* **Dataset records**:
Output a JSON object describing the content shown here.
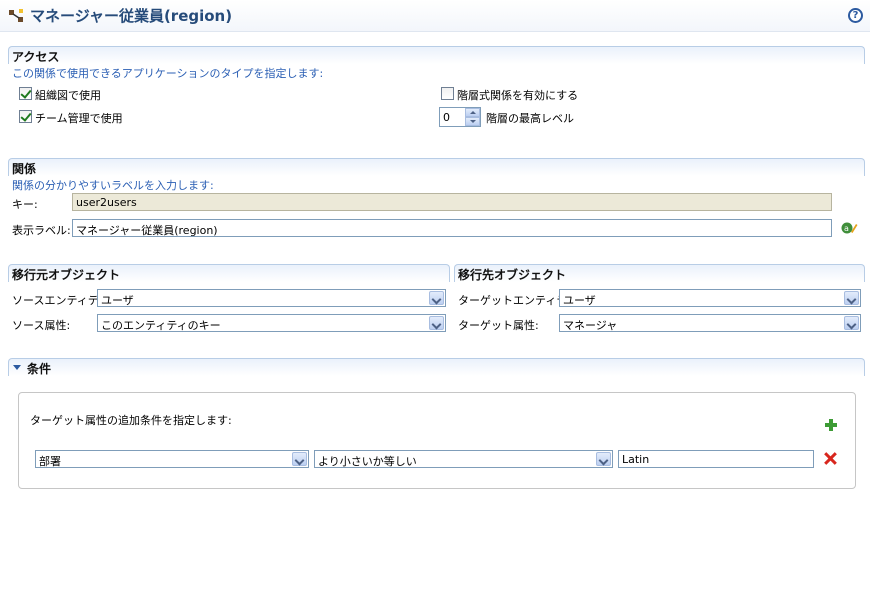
{
  "header": {
    "title": "マネージャー従業員(region)",
    "help_icon": "help-icon",
    "title_icon": "relationship-icon"
  },
  "access": {
    "title": "アクセス",
    "description": "この関係で使用できるアプリケーションのタイプを指定します:",
    "org_chart_label": "組織図で使用",
    "org_chart_checked": true,
    "team_mgmt_label": "チーム管理で使用",
    "team_mgmt_checked": true,
    "hierarchy_label": "階層式関係を有効にする",
    "hierarchy_checked": false,
    "max_level_value": "0",
    "max_level_label": "階層の最高レベル"
  },
  "relationship": {
    "title": "関係",
    "description": "関係の分かりやすいラベルを入力します:",
    "key_label": "キー:",
    "key_value": "user2users",
    "display_label": "表示ラベル:",
    "display_value": "マネージャー従業員(region)"
  },
  "source": {
    "title": "移行元オブジェクト",
    "entity_label": "ソースエンティティ:",
    "entity_value": "ユーザ",
    "attr_label": "ソース属性:",
    "attr_value": "このエンティティのキー"
  },
  "target": {
    "title": "移行先オブジェクト",
    "entity_label": "ターゲットエンティティ:",
    "entity_value": "ユーザ",
    "attr_label": "ターゲット属性:",
    "attr_value": "マネージャ"
  },
  "conditions": {
    "title": "条件",
    "description": "ターゲット属性の追加条件を指定します:",
    "rows": [
      {
        "attribute": "部署",
        "operator": "より小さいか等しい",
        "value": "Latin"
      }
    ]
  },
  "colors": {
    "title": "#264b7a",
    "description": "#2b5fb4",
    "section_border": "#b8cde6",
    "add": "#3d9b35",
    "delete": "#d8261d"
  }
}
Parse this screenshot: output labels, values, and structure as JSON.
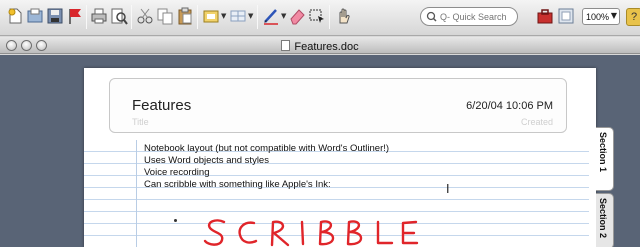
{
  "toolbar": {
    "icons": [
      "new-note-icon",
      "open-icon",
      "save-icon",
      "flag-icon",
      "print-icon",
      "print-preview-icon",
      "cut-icon",
      "copy-icon",
      "paste-icon",
      "insert-icon",
      "table-icon",
      "pen-icon",
      "eraser-icon",
      "select-icon",
      "hand-icon",
      "toolbox-icon",
      "view-icon"
    ],
    "search_placeholder": "Q- Quick Search",
    "zoom": "100%",
    "help": "?"
  },
  "window": {
    "title": "Features.doc"
  },
  "note": {
    "title": "Features",
    "title_label": "Title",
    "date": "6/20/04 10:06 PM",
    "date_label": "Created",
    "lines": [
      "Notebook layout (but not compatible with Word's Outliner!)",
      "Uses Word objects and styles",
      "Voice recording",
      "Can scribble with something like Apple's Ink:"
    ],
    "ink_text": "SCRIBBLE",
    "ink_color": "#e0252a"
  },
  "sections": [
    {
      "label": "Section 1"
    },
    {
      "label": "Section 2"
    }
  ],
  "colors": {
    "workspace": "#596476",
    "rule_lines": "#c5d7ec",
    "section_active": "#ffffff",
    "section_inactive": "#e6e6e6"
  }
}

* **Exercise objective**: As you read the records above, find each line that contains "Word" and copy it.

* **The answer**:
      "Notebook layout (but not compatible with Word's Outliner!)",
      "Uses Word objects and styles",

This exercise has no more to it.